We’ve already had one highly creative documentary for 2020 dealing with the aging process and dementia, in the form of the wonderful Dick Johnson is Dead. It was kind, heartfelt, and led by an absolutely charming central figure. It helped me deal with the grief and stress that I’ve been processing over the last year with my own mother’s diagnosis. And now, thanks to the nation of Chile, I have even more aid, this time when it comes to the reality of life in a nursing home. Shortlisted for both International Feature and Documentary Feature is The Mole Agent, a funny and poignant look at a sector of the community we as a society can easily forget.
Beginning with essentially an open casting call, the film is about a private investigation agency that hires an elderly man to go undercover at a nursing home, to look into accusations from the family of a resident about theft and abuse. Eventually, 83-year-old widower Sergio is chosen, and given the heavy implications at hand here, I was initially a bit put off by how light-hearted the first 30 minutes felt, as the PI basically trains Sergio to be a spy, while upbeat espionage movie sound-alike music plays in the background. Sergio is taught how to use FaceTime and WhatsApp for communication with the office, he’s given codewords to use for daily reports, and he’s even issued some genuine spy gadgets in the form of a pocket pen and glasses with cameras and microphones attached. The PI even explains that the film crew that will be following him around has already been cleared through the home as doing basic documentary footage, but they’d be interested in following around a “new” resident… you know, if one were to pop up.
It’s all very kitschy at first, and I wondered if the film itself is not taking things seriously enough. I know first-hand from the last six months how hard it is to hear that staff and other residents might not be giving a loved one the care they need, and it’s gotten me very worried to listen to my mom talk about it. It’s especially jarring with her dementia diagnosis, because without being there I can’t parse what might actually be happening, what she might be seeing but misinterpreting, or what’s potentially completely imagined. But then I realized that this is a completed project, and the filmmakers wouldn’t take such a tone if there was anything truly untoward happening, so this becomes a more uplifting caper than an in-depth investigation into serious wrongdoing. Once that kicked in, I found myself enjoying the film immensely.
Sergio is given his instructions and a timeline of three months to gather his information. He immediately makes a good impression on everyone there, as he’s kind, charming, and very sociable. He’s also seen as a bit of eye candy, as one of only five men in a home with over 40 women, and for a man his age, he is quite handsome.
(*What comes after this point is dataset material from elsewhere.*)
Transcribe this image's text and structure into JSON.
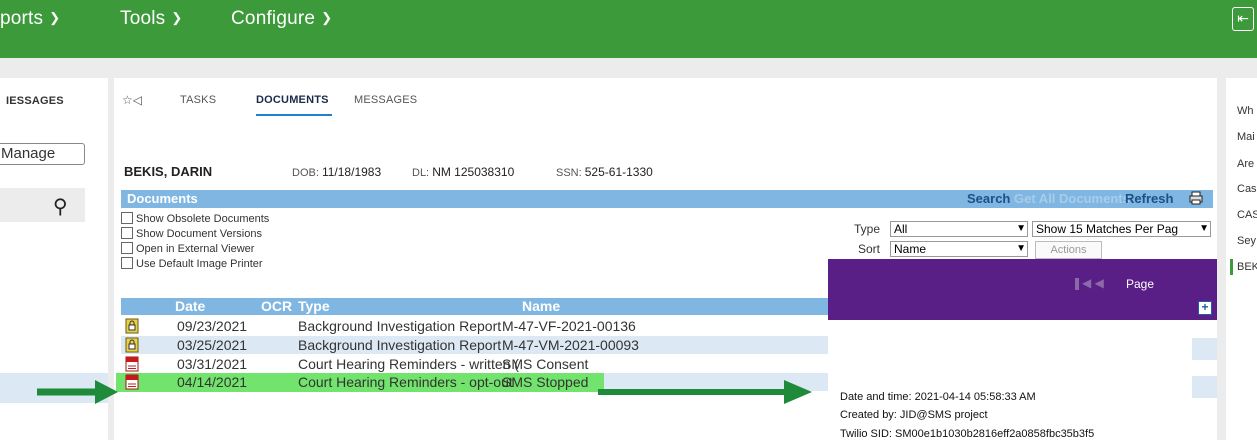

I totally get it. This allows him to basically have free reign over the place and conduct his investigation pretty much out in the open without interference. That’s another point to the side of there not being anything truly wrong going on. If there was, the home would have either not allowed the film crew to be around, or would have engaged in some sort of subterfuge that could be caught and exposed. Also, their mere presence creates an observer effect for the staff and residents that would make it hard to do any real digging.
Sergio lives as close to normally as one can under the circumstances, and meets a colorful cast of characters among the other residents, including his intended target, Sonia. Sonia is a bit wary of those around her, and takes time to open up. There are definitely things going on around her that need to be clarified, but the fact that she doesn’t even show up until the second act and then takes a backseat to the other residents as far as screentime is concerned gives you all the info you need about how serious her issues really are.
This is where the film shifts into what becomes its higher purpose. Many of the residents feel lonely and isolated, mostly because people rarely come to visit. My mom feels the same way, but at least in her situation – as it is for nursing home patients and residents around the country – it’s because of the pandemic that visitations are limited if not entirely curtailed. I can’t imagine how stir crazy the residents in Sergio’s home would be if this had been filmed in 2020 during the lockdowns. But what ends up mattering the most is how the film, and Sergio himself, gives these people the attention and compassion they deserve. Many have physical and mental health problems, but mostly they just want to be acknowledged.
Once that thematic backdrop is in place, we really get to know the others through Sergio’s extroverted personality. Petita greets Sergio with poetry upon his arrival, and her verses give comfort to all around her. Boisterous virgin Berta has been living in the home for 25 of her 85 years, and finds herself smitten with Sergio. Rubira hasn’t seen her family all year, so Sergio arranges for the PI to get photos of her relatives after she has a panic attack. In the most tragic case, a woman named Marta has dementia and goes to the home’s gate every day asking passersby to take her home to be with her long-deceased mother. The nurses take such pity on her that they call the desk every few days and talk to her as if they’re her mother.
It’s a very human story being told here, through the lens of low-key spycraft. Because of that, we’re able to laugh and mourn with people who are all too often ignored. It’s sad in many places, but ultimately life-affirming, and funny in many other places while remaining grounded and sincere. It’s a shame that such drastic measures had to be taken to give these people the outlet they need to the world, but the world is better for it.
Join the conversation in the comments below! What film should I review next? Would you ever go undercover for a private investigator? How would you react to being voted King of the Nursing Home? Let me know!